From: Daryl Adair <[log in to unmask]>
> As a kid growing up in Australia in the 1960s and 70s I routinely heard
> Irish jokes in the schoolyard. They were often pretty funny ... but none
> us knew why the Irish (as opposed to some other group) were the brunt of
> these jokes. . . .
"Irish Jokes" were probably invented by the British to support their view of
the Irish as lazy, drunken dolts. We had quite a bit about this topic -
which I raised - a couple of years ago on the list. The final analysis was
that the great preponderance of "Irish Jokes" are meant to ridicule and
demean the Irish.

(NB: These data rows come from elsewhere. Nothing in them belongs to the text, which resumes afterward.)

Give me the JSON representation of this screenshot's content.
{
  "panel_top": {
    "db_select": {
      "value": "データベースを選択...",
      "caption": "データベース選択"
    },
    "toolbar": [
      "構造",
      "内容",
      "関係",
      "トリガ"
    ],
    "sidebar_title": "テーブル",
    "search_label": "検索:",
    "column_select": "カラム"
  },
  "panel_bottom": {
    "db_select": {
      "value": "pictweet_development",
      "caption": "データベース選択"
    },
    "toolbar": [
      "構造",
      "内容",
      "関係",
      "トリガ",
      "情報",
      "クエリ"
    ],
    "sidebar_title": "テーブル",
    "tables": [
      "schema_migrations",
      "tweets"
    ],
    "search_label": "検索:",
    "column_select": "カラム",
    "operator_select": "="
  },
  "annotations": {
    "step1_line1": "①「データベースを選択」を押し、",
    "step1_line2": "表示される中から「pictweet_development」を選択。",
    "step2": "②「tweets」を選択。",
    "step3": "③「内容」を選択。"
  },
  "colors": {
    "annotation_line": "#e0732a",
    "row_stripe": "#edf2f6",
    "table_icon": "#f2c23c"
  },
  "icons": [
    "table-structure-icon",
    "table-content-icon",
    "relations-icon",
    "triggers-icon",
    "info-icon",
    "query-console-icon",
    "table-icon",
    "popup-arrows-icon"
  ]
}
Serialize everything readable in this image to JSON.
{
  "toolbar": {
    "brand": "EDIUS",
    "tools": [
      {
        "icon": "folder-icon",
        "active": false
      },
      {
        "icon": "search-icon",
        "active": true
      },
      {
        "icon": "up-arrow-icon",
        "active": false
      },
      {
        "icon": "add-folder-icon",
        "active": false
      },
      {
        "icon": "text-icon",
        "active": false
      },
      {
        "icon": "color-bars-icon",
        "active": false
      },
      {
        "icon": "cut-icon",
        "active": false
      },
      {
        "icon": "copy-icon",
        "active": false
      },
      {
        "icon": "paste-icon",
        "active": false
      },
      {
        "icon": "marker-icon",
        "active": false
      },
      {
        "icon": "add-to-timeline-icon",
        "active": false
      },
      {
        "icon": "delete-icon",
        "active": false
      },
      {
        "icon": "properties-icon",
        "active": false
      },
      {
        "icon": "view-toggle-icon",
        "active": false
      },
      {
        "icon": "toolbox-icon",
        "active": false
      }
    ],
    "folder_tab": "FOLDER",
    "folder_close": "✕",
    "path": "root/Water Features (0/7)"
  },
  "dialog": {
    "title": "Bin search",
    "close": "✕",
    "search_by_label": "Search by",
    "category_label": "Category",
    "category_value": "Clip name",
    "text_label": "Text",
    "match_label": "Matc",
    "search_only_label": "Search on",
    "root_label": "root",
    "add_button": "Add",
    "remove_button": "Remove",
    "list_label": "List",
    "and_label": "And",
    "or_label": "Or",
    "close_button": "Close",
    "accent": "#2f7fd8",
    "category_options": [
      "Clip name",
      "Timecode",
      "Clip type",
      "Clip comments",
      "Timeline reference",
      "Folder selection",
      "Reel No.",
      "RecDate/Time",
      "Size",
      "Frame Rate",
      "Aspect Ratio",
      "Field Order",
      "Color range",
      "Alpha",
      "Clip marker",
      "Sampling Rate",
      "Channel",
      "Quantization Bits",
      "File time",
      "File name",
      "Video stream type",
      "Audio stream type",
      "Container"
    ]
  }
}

Collectively we came up with only about three or four
"pro" Irish jokes. I have them if you are interested.
> My thread, then, is the varied (and changing) contexts in which Irish
> have been 'popular'. For example, has the Irish joke been a feature of the
> American comedy scene and 'bar culture'? My understanding is that Polish
> immigrants to America have been the main focus for ridicule. . . .
"Polish jokes" were popular for only a couple of years during the 70's.
"Irish jokes", on the other hand, have been wildly popular in America since
before the turn of the last century. They has all been demeaning.
Bruce L. Jones
The Desert Hostage
The Mojave Desert - The Geographic Center of Nowhere